Lotteries have been used for centuries, dating back to ancient times. The Bible contains a number of biblical references to the distribution of property by lot, and lottery-style games were common at Saturnalian feasts and other entertainment events in the Roman Empire. The Continental Congress attempted to use lotteries to raise funds for the Revolutionary War, and Alexander Hamilton wrote that “it is natural for all men to prefer a trifling chance of great gain to a sure and certain loss.”
While there are no guarantees in the lottery, you can improve your chances of winning by using a simple mathematical strategy. First, you should avoid selecting consecutive numbers. These numbers tend to appear less frequently than other numbers, so you have a lower probability of winning the jackpot if you choose them. You should also avoid numbers that end in the same digit.
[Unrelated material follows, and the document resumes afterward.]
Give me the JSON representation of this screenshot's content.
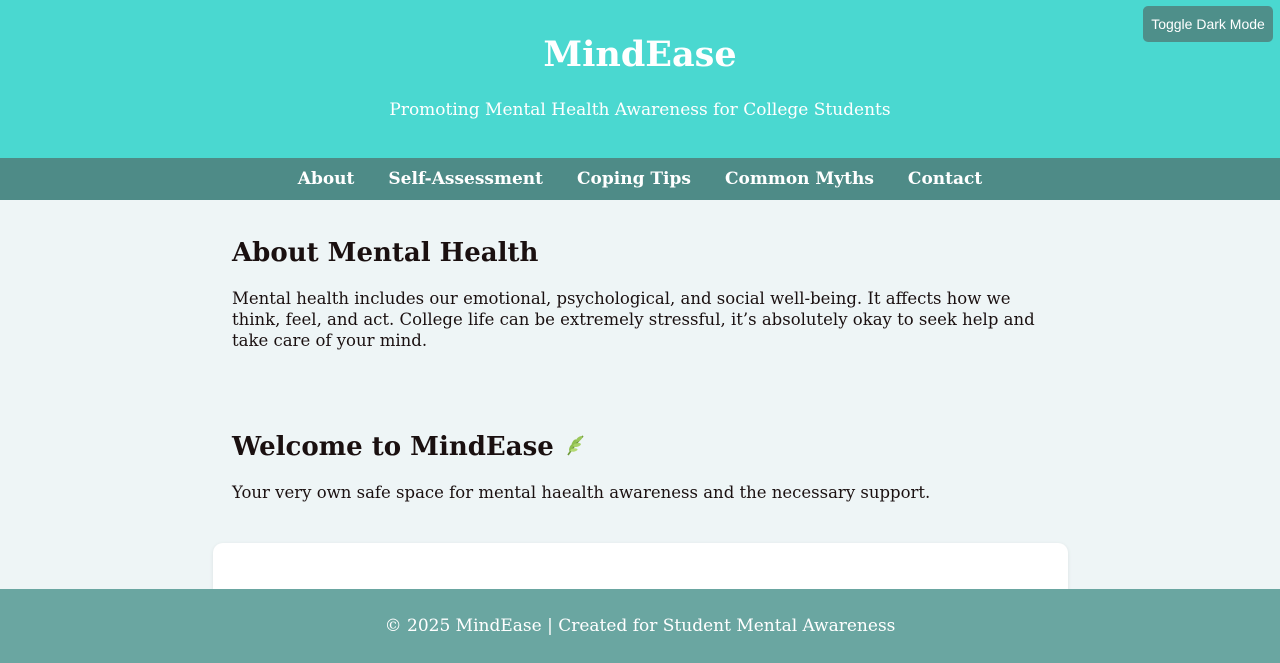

It is a good idea to pick a mixture of odd and even numbers. This will increase your chances of winning, but you should also include random numbers. This will increase your chances of winning a larger jackpot. This is because you will not have to share the prize money with other winners if you select rare numbers.